■ **TASK BRIEF**
The records below are to be written out again, exactly as they appear.

**********

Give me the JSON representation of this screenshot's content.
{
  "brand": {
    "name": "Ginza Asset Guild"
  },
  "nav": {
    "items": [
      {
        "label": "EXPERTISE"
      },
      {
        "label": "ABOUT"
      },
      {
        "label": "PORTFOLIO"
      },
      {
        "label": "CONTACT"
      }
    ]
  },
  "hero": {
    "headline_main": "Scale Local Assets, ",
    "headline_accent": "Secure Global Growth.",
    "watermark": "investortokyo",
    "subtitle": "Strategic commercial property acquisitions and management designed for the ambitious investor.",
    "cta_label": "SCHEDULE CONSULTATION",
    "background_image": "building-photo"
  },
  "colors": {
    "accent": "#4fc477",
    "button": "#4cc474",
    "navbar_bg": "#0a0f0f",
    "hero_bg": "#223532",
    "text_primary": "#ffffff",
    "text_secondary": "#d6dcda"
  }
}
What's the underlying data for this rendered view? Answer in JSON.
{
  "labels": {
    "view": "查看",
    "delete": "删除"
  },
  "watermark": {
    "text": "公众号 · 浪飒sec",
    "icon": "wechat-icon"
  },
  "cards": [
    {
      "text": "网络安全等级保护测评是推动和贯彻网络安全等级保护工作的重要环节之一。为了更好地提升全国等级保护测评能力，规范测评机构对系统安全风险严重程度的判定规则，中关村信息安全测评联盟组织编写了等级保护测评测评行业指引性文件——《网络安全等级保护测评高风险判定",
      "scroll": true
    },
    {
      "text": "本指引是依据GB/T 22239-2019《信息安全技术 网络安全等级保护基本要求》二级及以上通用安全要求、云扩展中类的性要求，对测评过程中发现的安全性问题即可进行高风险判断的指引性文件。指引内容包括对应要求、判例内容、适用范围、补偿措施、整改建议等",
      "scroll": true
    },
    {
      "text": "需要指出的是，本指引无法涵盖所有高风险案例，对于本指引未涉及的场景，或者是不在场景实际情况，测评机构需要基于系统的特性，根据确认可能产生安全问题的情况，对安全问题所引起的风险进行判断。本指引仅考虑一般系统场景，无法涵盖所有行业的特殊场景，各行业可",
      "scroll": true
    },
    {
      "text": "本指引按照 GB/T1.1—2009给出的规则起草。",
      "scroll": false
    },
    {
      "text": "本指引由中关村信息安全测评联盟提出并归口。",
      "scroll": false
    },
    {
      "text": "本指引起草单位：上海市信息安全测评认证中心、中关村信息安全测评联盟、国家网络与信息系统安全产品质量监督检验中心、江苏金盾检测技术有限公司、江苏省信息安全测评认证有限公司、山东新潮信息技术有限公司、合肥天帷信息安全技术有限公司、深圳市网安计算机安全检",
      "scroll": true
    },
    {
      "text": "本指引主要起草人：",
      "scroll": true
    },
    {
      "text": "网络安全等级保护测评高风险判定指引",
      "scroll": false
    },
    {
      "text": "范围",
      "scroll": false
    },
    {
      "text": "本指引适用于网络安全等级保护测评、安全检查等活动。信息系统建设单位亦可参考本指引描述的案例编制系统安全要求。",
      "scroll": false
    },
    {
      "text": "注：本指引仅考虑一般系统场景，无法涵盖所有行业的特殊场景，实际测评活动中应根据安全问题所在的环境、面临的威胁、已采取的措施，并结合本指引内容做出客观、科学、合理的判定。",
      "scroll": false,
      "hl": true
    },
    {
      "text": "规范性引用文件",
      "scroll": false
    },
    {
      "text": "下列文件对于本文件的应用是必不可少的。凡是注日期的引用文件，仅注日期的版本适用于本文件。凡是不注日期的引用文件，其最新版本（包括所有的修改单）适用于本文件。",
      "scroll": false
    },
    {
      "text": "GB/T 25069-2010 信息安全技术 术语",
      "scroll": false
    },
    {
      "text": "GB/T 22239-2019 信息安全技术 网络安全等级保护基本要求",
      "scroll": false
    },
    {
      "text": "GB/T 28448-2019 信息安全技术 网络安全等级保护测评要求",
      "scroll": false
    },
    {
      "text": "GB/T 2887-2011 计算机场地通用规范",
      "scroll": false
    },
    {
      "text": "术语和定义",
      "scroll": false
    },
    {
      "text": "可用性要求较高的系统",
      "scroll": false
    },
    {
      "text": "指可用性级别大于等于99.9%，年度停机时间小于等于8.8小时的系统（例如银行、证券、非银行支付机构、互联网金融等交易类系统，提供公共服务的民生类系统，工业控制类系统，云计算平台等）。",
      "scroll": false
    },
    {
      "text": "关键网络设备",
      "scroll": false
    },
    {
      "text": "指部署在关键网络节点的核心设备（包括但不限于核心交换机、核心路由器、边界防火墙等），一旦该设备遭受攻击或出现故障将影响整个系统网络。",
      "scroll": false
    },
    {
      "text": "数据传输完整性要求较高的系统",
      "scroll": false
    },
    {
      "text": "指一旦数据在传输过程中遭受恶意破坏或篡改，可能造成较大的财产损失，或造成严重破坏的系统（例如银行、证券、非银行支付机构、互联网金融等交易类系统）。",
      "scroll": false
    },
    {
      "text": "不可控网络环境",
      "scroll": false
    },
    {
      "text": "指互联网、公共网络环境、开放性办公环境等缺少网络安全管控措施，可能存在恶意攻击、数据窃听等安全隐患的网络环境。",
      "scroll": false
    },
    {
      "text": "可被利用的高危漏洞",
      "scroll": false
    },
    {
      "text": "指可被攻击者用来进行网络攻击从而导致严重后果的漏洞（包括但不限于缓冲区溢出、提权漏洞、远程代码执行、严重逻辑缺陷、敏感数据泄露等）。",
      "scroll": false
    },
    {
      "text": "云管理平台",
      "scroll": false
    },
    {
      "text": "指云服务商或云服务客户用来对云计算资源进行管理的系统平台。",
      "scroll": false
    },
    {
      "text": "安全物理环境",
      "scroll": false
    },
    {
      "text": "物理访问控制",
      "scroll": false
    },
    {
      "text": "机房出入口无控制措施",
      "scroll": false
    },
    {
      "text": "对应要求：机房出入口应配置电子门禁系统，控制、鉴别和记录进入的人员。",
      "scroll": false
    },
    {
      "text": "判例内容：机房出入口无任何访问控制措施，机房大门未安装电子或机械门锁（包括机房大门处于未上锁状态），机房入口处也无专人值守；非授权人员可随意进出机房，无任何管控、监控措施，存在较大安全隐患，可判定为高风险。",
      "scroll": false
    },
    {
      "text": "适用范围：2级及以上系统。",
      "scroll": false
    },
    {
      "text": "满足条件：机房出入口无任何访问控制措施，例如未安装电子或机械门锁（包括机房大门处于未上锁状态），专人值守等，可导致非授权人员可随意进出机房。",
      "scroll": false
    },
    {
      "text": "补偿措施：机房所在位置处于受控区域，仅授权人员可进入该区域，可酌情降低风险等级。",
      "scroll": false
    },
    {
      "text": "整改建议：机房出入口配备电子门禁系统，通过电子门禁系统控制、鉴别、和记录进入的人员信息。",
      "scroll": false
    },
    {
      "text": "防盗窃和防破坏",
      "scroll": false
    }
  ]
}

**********

■ **ANSWER TO THE EXERCISE**
Give me the JSON representation of this screenshot's content.
{
  "brand": {
    "name": "Ginza Asset Guild"
  },
  "nav": {
    "items": [
      {
        "label": "EXPERTISE"
      },
      {
        "label": "ABOUT"
      },
      {
        "label": "PORTFOLIO"
      },
      {
        "label": "CONTACT"
      }
    ]
  },
  "hero": {
    "headline_main": "Scale Local Assets, ",
    "headline_accent": "Secure Global Growth.",
    "watermark": "investortokyo",
    "subtitle": "Strategic commercial property acquisitions and management designed for the ambitious investor.",
    "cta_label": "SCHEDULE CONSULTATION",
    "background_image": "building-photo"
  },
  "colors": {
    "accent": "#4fc477",
    "button": "#4cc474",
    "navbar_bg": "#0a0f0f",
    "hero_bg": "#223532",
    "text_primary": "#ffffff",
    "text_secondary": "#d6dcda"
  }
}
What's the underlying data for this rendered view? Answer in JSON.
{
  "labels": {
    "view": "查看",
    "delete": "删除"
  },
  "watermark": {
    "text": "公众号 · 浪飒sec",
    "icon": "wechat-icon"
  },
  "cards": [
    {
      "text": "网络安全等级保护测评是推动和贯彻网络安全等级保护工作的重要环节之一。为了更好地提升全国等级保护测评能力，规范测评机构对系统安全风险严重程度的判定规则，中关村信息安全测评联盟组织编写了等级保护测评测评行业指引性文件——《网络安全等级保护测评高风险判定",
      "scroll": true
    },
    {
      "text": "本指引是依据GB/T 22239-2019《信息安全技术 网络安全等级保护基本要求》二级及以上通用安全要求、云扩展中类的性要求，对测评过程中发现的安全性问题即可进行高风险判断的指引性文件。指引内容包括对应要求、判例内容、适用范围、补偿措施、整改建议等",
      "scroll": true
    },
    {
      "text": "需要指出的是，本指引无法涵盖所有高风险案例，对于本指引未涉及的场景，或者是不在场景实际情况，测评机构需要基于系统的特性，根据确认可能产生安全问题的情况，对安全问题所引起的风险进行判断。本指引仅考虑一般系统场景，无法涵盖所有行业的特殊场景，各行业可",
      "scroll": true
    },
    {
      "text": "本指引按照 GB/T1.1—2009给出的规则起草。",
      "scroll": false
    },
    {
      "text": "本指引由中关村信息安全测评联盟提出并归口。",
      "scroll": false
    },
    {
      "text": "本指引起草单位：上海市信息安全测评认证中心、中关村信息安全测评联盟、国家网络与信息系统安全产品质量监督检验中心、江苏金盾检测技术有限公司、江苏省信息安全测评认证有限公司、山东新潮信息技术有限公司、合肥天帷信息安全技术有限公司、深圳市网安计算机安全检",
      "scroll": true
    },
    {
      "text": "本指引主要起草人：",
      "scroll": true
    },
    {
      "text": "网络安全等级保护测评高风险判定指引",
      "scroll": false
    },
    {
      "text": "范围",
      "scroll": false
    },
    {
      "text": "本指引适用于网络安全等级保护测评、安全检查等活动。信息系统建设单位亦可参考本指引描述的案例编制系统安全要求。",
      "scroll": false
    },
    {
      "text": "注：本指引仅考虑一般系统场景，无法涵盖所有行业的特殊场景，实际测评活动中应根据安全问题所在的环境、面临的威胁、已采取的措施，并结合本指引内容做出客观、科学、合理的判定。",
      "scroll": false,
      "hl": true
    },
    {
      "text": "规范性引用文件",
      "scroll": false
    },
    {
      "text": "下列文件对于本文件的应用是必不可少的。凡是注日期的引用文件，仅注日期的版本适用于本文件。凡是不注日期的引用文件，其最新版本（包括所有的修改单）适用于本文件。",
      "scroll": false
    },
    {
      "text": "GB/T 25069-2010 信息安全技术 术语",
      "scroll": false
    },
    {
      "text": "GB/T 22239-2019 信息安全技术 网络安全等级保护基本要求",
      "scroll": false
    },
    {
      "text": "GB/T 28448-2019 信息安全技术 网络安全等级保护测评要求",
      "scroll": false
    },
    {
      "text": "GB/T 2887-2011 计算机场地通用规范",
      "scroll": false
    },
    {
      "text": "术语和定义",
      "scroll": false
    },
    {
      "text": "可用性要求较高的系统",
      "scroll": false
    },
    {
      "text": "指可用性级别大于等于99.9%，年度停机时间小于等于8.8小时的系统（例如银行、证券、非银行支付机构、互联网金融等交易类系统，提供公共服务的民生类系统，工业控制类系统，云计算平台等）。",
      "scroll": false
    },
    {
      "text": "关键网络设备",
      "scroll": false
    },
    {
      "text": "指部署在关键网络节点的核心设备（包括但不限于核心交换机、核心路由器、边界防火墙等），一旦该设备遭受攻击或出现故障将影响整个系统网络。",
      "scroll": false
    },
    {
      "text": "数据传输完整性要求较高的系统",
      "scroll": false
    },
    {
      "text": "指一旦数据在传输过程中遭受恶意破坏或篡改，可能造成较大的财产损失，或造成严重破坏的系统（例如银行、证券、非银行支付机构、互联网金融等交易类系统）。",
      "scroll": false
    },
    {
      "text": "不可控网络环境",
      "scroll": false
    },
    {
      "text": "指互联网、公共网络环境、开放性办公环境等缺少网络安全管控措施，可能存在恶意攻击、数据窃听等安全隐患的网络环境。",
      "scroll": false
    },
    {
      "text": "可被利用的高危漏洞",
      "scroll": false
    },
    {
      "text": "指可被攻击者用来进行网络攻击从而导致严重后果的漏洞（包括但不限于缓冲区溢出、提权漏洞、远程代码执行、严重逻辑缺陷、敏感数据泄露等）。",
      "scroll": false
    },
    {
      "text": "云管理平台",
      "scroll": false
    },
    {
      "text": "指云服务商或云服务客户用来对云计算资源进行管理的系统平台。",
      "scroll": false
    },
    {
      "text": "安全物理环境",
      "scroll": false
    },
    {
      "text": "物理访问控制",
      "scroll": false
    },
    {
      "text": "机房出入口无控制措施",
      "scroll": false
    },
    {
      "text": "对应要求：机房出入口应配置电子门禁系统，控制、鉴别和记录进入的人员。",
      "scroll": false
    },
    {
      "text": "判例内容：机房出入口无任何访问控制措施，机房大门未安装电子或机械门锁（包括机房大门处于未上锁状态），机房入口处也无专人值守；非授权人员可随意进出机房，无任何管控、监控措施，存在较大安全隐患，可判定为高风险。",
      "scroll": false
    },
    {
      "text": "适用范围：2级及以上系统。",
      "scroll": false
    },
    {
      "text": "满足条件：机房出入口无任何访问控制措施，例如未安装电子或机械门锁（包括机房大门处于未上锁状态），专人值守等，可导致非授权人员可随意进出机房。",
      "scroll": false
    },
    {
      "text": "补偿措施：机房所在位置处于受控区域，仅授权人员可进入该区域，可酌情降低风险等级。",
      "scroll": false
    },
    {
      "text": "整改建议：机房出入口配备电子门禁系统，通过电子门禁系统控制、鉴别、和记录进入的人员信息。",
      "scroll": false
    },
    {
      "text": "防盗窃和防破坏",
      "scroll": false
    }
  ]
}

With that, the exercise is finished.